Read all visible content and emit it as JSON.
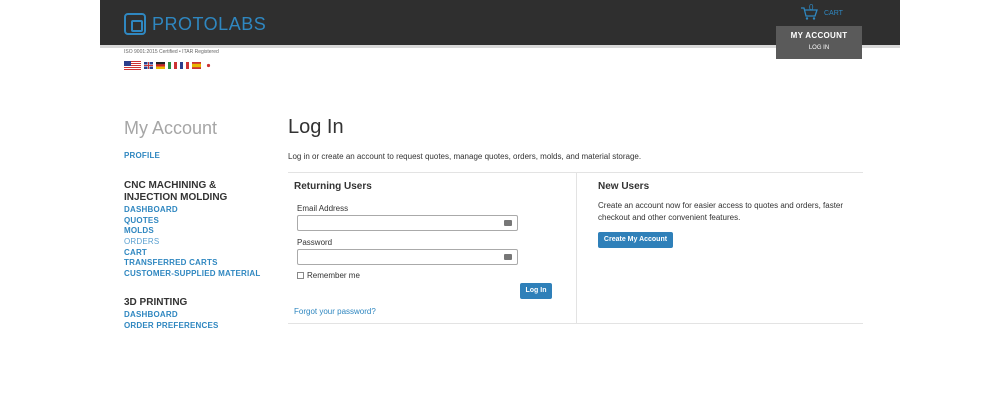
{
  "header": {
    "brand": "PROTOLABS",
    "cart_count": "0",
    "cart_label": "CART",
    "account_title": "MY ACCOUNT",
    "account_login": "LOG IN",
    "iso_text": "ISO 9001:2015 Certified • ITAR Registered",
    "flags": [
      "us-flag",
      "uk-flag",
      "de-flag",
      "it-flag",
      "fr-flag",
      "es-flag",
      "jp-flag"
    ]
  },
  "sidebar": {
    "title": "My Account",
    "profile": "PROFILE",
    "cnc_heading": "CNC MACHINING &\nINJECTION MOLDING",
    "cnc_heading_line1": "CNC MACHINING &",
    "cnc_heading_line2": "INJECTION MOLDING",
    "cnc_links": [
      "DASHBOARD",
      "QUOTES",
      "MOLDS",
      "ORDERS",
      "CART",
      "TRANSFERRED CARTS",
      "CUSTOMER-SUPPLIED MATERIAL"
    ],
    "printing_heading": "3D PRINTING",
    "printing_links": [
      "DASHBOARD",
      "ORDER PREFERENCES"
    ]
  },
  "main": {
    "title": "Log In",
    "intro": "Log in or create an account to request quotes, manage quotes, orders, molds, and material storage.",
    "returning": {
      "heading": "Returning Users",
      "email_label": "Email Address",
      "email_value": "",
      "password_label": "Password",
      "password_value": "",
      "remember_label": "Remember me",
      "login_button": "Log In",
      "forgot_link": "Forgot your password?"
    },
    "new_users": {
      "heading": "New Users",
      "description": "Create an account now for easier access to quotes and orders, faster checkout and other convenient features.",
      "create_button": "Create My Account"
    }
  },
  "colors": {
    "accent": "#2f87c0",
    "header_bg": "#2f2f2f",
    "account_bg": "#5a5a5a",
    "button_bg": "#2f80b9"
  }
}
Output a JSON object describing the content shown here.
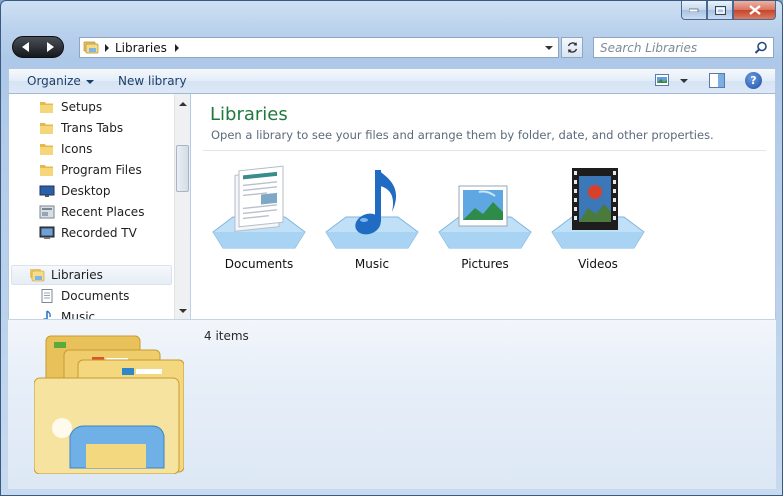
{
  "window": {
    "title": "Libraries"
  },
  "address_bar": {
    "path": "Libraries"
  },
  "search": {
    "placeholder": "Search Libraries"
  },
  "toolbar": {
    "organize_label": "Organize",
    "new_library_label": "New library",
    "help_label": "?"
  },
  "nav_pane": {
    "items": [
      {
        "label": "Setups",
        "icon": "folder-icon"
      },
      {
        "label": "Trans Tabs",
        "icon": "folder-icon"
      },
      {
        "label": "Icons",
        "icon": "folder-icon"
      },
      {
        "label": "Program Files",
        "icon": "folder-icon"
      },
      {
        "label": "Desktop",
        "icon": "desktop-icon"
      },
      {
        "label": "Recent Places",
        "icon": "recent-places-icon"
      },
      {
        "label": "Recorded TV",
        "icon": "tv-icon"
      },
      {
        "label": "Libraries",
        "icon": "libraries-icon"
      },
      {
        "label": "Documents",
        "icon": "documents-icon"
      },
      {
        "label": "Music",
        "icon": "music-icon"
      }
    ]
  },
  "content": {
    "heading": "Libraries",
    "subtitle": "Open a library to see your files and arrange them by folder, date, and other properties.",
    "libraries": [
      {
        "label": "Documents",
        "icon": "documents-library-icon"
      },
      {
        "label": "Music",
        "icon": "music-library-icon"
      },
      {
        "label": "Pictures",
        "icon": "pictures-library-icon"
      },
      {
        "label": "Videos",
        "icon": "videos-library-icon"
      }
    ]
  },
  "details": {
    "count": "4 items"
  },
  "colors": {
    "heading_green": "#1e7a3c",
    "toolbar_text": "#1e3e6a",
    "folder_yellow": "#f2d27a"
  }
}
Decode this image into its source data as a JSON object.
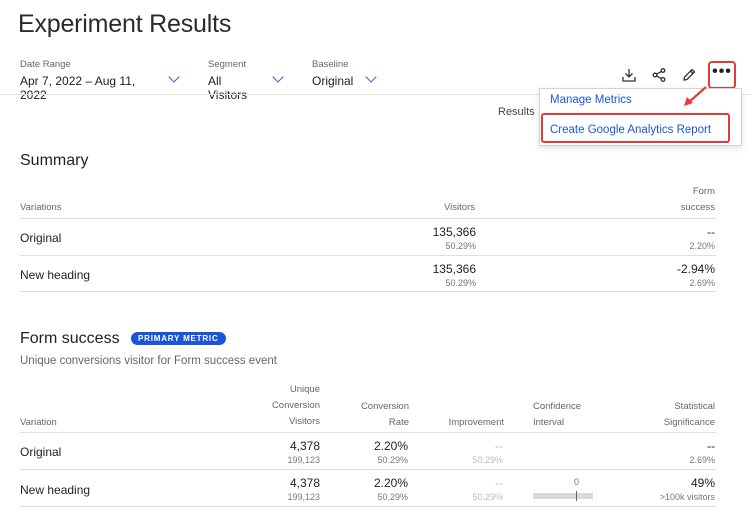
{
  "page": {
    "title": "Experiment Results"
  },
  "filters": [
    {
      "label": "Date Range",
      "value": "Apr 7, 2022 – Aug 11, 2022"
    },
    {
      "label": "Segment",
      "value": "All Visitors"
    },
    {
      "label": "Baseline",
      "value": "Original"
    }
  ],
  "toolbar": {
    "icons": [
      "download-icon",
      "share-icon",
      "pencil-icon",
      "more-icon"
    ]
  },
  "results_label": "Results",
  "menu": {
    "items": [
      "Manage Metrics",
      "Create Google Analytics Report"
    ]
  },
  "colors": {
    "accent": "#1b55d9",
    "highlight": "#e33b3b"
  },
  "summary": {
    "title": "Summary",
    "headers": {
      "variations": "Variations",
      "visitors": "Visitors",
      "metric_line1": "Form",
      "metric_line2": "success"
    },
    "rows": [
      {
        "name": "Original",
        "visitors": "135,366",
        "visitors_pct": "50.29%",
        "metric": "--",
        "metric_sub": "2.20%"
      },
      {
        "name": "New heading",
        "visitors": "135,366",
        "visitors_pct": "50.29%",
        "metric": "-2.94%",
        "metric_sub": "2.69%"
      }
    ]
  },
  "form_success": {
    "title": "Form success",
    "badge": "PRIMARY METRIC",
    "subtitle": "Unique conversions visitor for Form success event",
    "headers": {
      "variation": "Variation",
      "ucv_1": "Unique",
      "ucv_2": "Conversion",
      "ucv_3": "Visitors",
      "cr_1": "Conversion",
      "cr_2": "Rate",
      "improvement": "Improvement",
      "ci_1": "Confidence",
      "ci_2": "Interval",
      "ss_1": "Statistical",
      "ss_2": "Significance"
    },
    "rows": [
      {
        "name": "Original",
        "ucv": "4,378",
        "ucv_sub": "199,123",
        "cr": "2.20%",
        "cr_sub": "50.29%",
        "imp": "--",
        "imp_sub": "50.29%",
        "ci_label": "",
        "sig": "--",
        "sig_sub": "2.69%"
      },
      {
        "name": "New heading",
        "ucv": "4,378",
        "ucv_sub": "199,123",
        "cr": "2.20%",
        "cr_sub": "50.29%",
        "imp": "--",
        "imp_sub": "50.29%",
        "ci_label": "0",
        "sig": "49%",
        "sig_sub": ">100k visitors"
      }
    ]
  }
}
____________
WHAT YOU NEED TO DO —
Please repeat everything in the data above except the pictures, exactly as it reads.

OUTPUT BELOW —
Read all visible content and emit it as JSON.
{
  "header": {
    "brand": "PROTOLABS",
    "cart_count": "0",
    "cart_label": "CART",
    "account_title": "MY ACCOUNT",
    "account_login": "LOG IN",
    "iso_text": "ISO 9001:2015 Certified • ITAR Registered",
    "flags": [
      "us-flag",
      "uk-flag",
      "de-flag",
      "it-flag",
      "fr-flag",
      "es-flag",
      "jp-flag"
    ]
  },
  "sidebar": {
    "title": "My Account",
    "profile": "PROFILE",
    "cnc_heading": "CNC MACHINING &\nINJECTION MOLDING",
    "cnc_heading_line1": "CNC MACHINING &",
    "cnc_heading_line2": "INJECTION MOLDING",
    "cnc_links": [
      "DASHBOARD",
      "QUOTES",
      "MOLDS",
      "ORDERS",
      "CART",
      "TRANSFERRED CARTS",
      "CUSTOMER-SUPPLIED MATERIAL"
    ],
    "printing_heading": "3D PRINTING",
    "printing_links": [
      "DASHBOARD",
      "ORDER PREFERENCES"
    ]
  },
  "main": {
    "title": "Log In",
    "intro": "Log in or create an account to request quotes, manage quotes, orders, molds, and material storage.",
    "returning": {
      "heading": "Returning Users",
      "email_label": "Email Address",
      "email_value": "",
      "password_label": "Password",
      "password_value": "",
      "remember_label": "Remember me",
      "login_button": "Log In",
      "forgot_link": "Forgot your password?"
    },
    "new_users": {
      "heading": "New Users",
      "description": "Create an account now for easier access to quotes and orders, faster checkout and other convenient features.",
      "create_button": "Create My Account"
    }
  },
  "colors": {
    "accent": "#2f87c0",
    "header_bg": "#2f2f2f",
    "account_bg": "#5a5a5a",
    "button_bg": "#2f80b9"
  }
}
Output a JSON object describing the content shown here.
{
  "window": {
    "title": "Libraries"
  },
  "address_bar": {
    "path": "Libraries"
  },
  "search": {
    "placeholder": "Search Libraries"
  },
  "toolbar": {
    "organize_label": "Organize",
    "new_library_label": "New library",
    "help_label": "?"
  },
  "nav_pane": {
    "items": [
      {
        "label": "Setups",
        "icon": "folder-icon"
      },
      {
        "label": "Trans Tabs",
        "icon": "folder-icon"
      },
      {
        "label": "Icons",
        "icon": "folder-icon"
      },
      {
        "label": "Program Files",
        "icon": "folder-icon"
      },
      {
        "label": "Desktop",
        "icon": "desktop-icon"
      },
      {
        "label": "Recent Places",
        "icon": "recent-places-icon"
      },
      {
        "label": "Recorded TV",
        "icon": "tv-icon"
      },
      {
        "label": "Libraries",
        "icon": "libraries-icon"
      },
      {
        "label": "Documents",
        "icon": "documents-icon"
      },
      {
        "label": "Music",
        "icon": "music-icon"
      }
    ]
  },
  "content": {
    "heading": "Libraries",
    "subtitle": "Open a library to see your files and arrange them by folder, date, and other properties.",
    "libraries": [
      {
        "label": "Documents",
        "icon": "documents-library-icon"
      },
      {
        "label": "Music",
        "icon": "music-library-icon"
      },
      {
        "label": "Pictures",
        "icon": "pictures-library-icon"
      },
      {
        "label": "Videos",
        "icon": "videos-library-icon"
      }
    ]
  },
  "details": {
    "count": "4 items"
  },
  "colors": {
    "heading_green": "#1e7a3c",
    "toolbar_text": "#1e3e6a",
    "folder_yellow": "#f2d27a"
  }
}
Decode this image into its source data as a JSON object.
{
  "page": {
    "title": "Experiment Results"
  },
  "filters": [
    {
      "label": "Date Range",
      "value": "Apr 7, 2022 – Aug 11, 2022"
    },
    {
      "label": "Segment",
      "value": "All Visitors"
    },
    {
      "label": "Baseline",
      "value": "Original"
    }
  ],
  "toolbar": {
    "icons": [
      "download-icon",
      "share-icon",
      "pencil-icon",
      "more-icon"
    ]
  },
  "results_label": "Results",
  "menu": {
    "items": [
      "Manage Metrics",
      "Create Google Analytics Report"
    ]
  },
  "colors": {
    "accent": "#1b55d9",
    "highlight": "#e33b3b"
  },
  "summary": {
    "title": "Summary",
    "headers": {
      "variations": "Variations",
      "visitors": "Visitors",
      "metric_line1": "Form",
      "metric_line2": "success"
    },
    "rows": [
      {
        "name": "Original",
        "visitors": "135,366",
        "visitors_pct": "50.29%",
        "metric": "--",
        "metric_sub": "2.20%"
      },
      {
        "name": "New heading",
        "visitors": "135,366",
        "visitors_pct": "50.29%",
        "metric": "-2.94%",
        "metric_sub": "2.69%"
      }
    ]
  },
  "form_success": {
    "title": "Form success",
    "badge": "PRIMARY METRIC",
    "subtitle": "Unique conversions visitor for Form success event",
    "headers": {
      "variation": "Variation",
      "ucv_1": "Unique",
      "ucv_2": "Conversion",
      "ucv_3": "Visitors",
      "cr_1": "Conversion",
      "cr_2": "Rate",
      "improvement": "Improvement",
      "ci_1": "Confidence",
      "ci_2": "Interval",
      "ss_1": "Statistical",
      "ss_2": "Significance"
    },
    "rows": [
      {
        "name": "Original",
        "ucv": "4,378",
        "ucv_sub": "199,123",
        "cr": "2.20%",
        "cr_sub": "50.29%",
        "imp": "--",
        "imp_sub": "50.29%",
        "ci_label": "",
        "sig": "--",
        "sig_sub": "2.69%"
      },
      {
        "name": "New heading",
        "ucv": "4,378",
        "ucv_sub": "199,123",
        "cr": "2.20%",
        "cr_sub": "50.29%",
        "imp": "--",
        "imp_sub": "50.29%",
        "ci_label": "0",
        "sig": "49%",
        "sig_sub": ">100k visitors"
      }
    ]
  }
}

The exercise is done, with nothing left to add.